Task instructions
Copy, from the data below, each line that has the word "system".

Start of Record excerpts

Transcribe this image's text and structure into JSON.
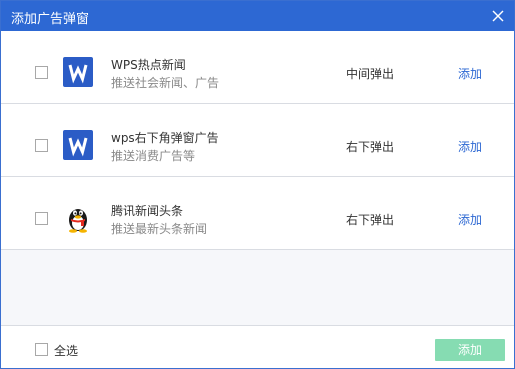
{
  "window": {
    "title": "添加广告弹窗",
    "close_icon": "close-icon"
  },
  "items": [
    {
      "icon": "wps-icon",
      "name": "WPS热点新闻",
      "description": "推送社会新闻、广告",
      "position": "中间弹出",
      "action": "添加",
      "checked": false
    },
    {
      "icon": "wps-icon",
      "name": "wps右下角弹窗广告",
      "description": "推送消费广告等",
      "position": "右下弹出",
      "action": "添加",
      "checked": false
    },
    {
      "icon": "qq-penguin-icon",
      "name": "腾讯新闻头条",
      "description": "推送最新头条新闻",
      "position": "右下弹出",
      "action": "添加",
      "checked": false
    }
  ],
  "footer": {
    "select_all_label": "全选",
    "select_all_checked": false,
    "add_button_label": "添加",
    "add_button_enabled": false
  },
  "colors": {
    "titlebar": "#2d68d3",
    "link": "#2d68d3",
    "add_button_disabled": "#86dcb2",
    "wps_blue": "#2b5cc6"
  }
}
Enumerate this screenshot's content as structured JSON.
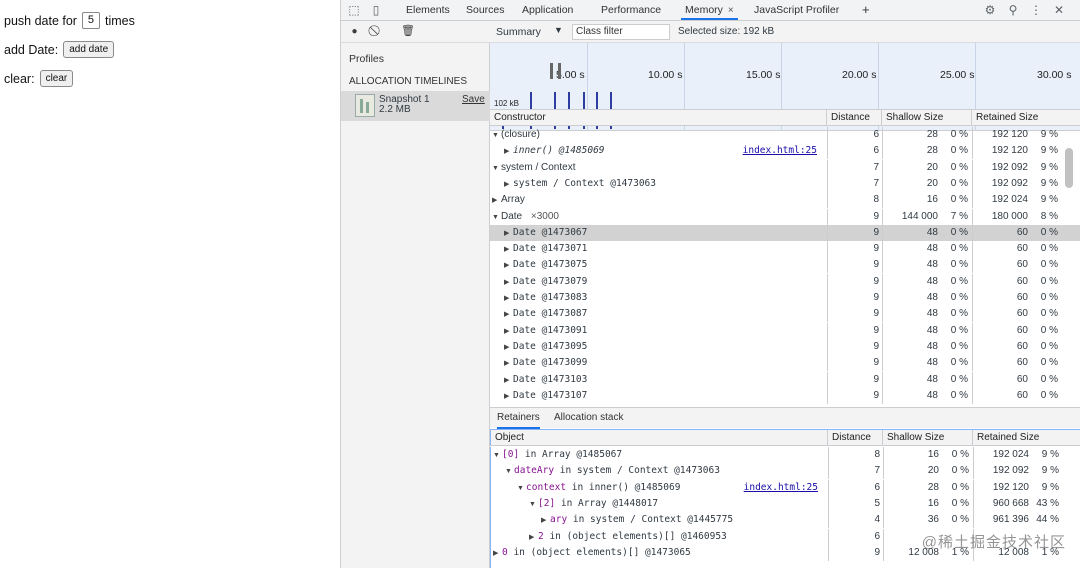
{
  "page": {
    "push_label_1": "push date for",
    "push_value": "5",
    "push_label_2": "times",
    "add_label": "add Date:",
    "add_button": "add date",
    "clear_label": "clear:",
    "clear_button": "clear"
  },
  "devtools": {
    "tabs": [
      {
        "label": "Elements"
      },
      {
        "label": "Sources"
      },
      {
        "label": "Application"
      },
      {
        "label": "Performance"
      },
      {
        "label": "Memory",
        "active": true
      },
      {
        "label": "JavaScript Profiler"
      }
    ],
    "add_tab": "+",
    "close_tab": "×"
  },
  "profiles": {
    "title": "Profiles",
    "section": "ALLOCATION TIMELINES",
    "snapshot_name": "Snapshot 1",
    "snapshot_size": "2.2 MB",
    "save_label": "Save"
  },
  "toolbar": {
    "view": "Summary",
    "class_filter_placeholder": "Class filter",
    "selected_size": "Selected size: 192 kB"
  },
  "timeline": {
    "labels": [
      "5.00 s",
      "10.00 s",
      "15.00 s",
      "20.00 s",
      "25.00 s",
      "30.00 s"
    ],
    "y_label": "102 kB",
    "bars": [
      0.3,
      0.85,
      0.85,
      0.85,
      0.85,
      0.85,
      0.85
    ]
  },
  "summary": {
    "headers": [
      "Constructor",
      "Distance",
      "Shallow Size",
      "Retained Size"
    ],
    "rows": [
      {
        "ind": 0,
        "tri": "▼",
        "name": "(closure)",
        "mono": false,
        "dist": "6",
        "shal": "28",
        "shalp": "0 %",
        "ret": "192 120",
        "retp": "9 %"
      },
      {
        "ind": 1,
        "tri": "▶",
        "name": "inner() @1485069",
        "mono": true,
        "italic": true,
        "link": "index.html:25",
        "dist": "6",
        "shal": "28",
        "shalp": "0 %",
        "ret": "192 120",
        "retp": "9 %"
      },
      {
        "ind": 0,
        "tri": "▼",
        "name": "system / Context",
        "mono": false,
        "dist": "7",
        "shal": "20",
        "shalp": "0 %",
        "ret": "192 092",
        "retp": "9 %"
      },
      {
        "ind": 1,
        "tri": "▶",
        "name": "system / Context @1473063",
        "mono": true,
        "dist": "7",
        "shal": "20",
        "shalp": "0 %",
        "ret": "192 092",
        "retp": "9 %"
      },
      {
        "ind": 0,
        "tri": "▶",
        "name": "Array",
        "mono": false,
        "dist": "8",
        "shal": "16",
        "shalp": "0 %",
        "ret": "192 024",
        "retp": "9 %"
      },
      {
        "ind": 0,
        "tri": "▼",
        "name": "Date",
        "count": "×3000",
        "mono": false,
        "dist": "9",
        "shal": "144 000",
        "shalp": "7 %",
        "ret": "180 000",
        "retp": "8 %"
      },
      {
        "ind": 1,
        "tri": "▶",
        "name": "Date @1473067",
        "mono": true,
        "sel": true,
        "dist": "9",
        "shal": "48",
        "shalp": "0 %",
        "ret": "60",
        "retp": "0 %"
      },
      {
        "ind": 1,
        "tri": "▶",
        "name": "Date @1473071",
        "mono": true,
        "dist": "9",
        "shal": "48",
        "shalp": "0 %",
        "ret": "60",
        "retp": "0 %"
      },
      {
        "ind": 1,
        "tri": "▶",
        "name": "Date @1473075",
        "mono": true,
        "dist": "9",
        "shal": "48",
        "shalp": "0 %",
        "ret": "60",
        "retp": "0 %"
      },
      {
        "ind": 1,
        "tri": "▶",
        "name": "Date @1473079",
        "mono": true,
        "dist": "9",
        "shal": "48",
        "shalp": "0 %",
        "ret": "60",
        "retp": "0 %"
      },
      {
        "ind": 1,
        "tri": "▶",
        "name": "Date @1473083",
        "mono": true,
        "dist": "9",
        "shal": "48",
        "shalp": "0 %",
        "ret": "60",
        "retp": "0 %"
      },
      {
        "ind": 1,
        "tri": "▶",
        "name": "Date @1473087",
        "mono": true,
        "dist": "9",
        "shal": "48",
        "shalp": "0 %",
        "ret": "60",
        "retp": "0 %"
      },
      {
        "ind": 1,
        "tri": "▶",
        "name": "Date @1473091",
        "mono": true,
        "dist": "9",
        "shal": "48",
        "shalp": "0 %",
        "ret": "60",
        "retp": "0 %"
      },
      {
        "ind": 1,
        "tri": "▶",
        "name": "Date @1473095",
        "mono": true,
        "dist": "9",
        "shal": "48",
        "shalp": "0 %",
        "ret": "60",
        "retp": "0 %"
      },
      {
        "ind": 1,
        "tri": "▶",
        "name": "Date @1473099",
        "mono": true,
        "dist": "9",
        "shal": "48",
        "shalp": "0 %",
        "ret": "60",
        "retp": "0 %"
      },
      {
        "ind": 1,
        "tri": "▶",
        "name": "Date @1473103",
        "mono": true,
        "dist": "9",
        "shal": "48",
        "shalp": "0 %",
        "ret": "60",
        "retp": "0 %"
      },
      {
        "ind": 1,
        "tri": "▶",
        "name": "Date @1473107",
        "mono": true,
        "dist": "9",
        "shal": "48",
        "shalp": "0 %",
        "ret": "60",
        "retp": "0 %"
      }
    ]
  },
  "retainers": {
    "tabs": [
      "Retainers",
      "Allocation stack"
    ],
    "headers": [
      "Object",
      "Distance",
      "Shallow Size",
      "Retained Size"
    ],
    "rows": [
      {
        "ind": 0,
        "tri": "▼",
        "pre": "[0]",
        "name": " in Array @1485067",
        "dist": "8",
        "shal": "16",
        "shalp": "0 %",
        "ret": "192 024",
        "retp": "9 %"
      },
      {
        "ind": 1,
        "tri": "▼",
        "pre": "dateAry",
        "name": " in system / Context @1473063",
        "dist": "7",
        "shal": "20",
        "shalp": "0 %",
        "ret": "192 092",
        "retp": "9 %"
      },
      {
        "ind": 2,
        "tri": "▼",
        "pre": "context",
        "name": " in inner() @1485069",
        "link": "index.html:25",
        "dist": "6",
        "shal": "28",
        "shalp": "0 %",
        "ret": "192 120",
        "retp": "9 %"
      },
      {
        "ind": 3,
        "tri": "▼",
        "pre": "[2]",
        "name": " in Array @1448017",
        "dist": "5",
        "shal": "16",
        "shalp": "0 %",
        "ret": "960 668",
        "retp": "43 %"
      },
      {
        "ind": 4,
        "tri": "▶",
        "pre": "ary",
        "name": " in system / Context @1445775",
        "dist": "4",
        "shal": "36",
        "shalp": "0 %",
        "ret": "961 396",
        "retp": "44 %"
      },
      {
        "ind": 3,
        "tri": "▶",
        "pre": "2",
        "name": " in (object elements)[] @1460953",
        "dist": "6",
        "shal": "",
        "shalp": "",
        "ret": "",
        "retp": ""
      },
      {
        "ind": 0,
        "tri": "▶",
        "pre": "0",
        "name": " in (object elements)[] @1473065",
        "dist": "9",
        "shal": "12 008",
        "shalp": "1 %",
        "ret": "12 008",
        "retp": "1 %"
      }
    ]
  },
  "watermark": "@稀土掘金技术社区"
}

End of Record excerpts

Result below
        "name": "system / Context",
        "name": "system / Context @1473063",
        "name": " in system / Context @1473063",
        "name": " in system / Context @1445775",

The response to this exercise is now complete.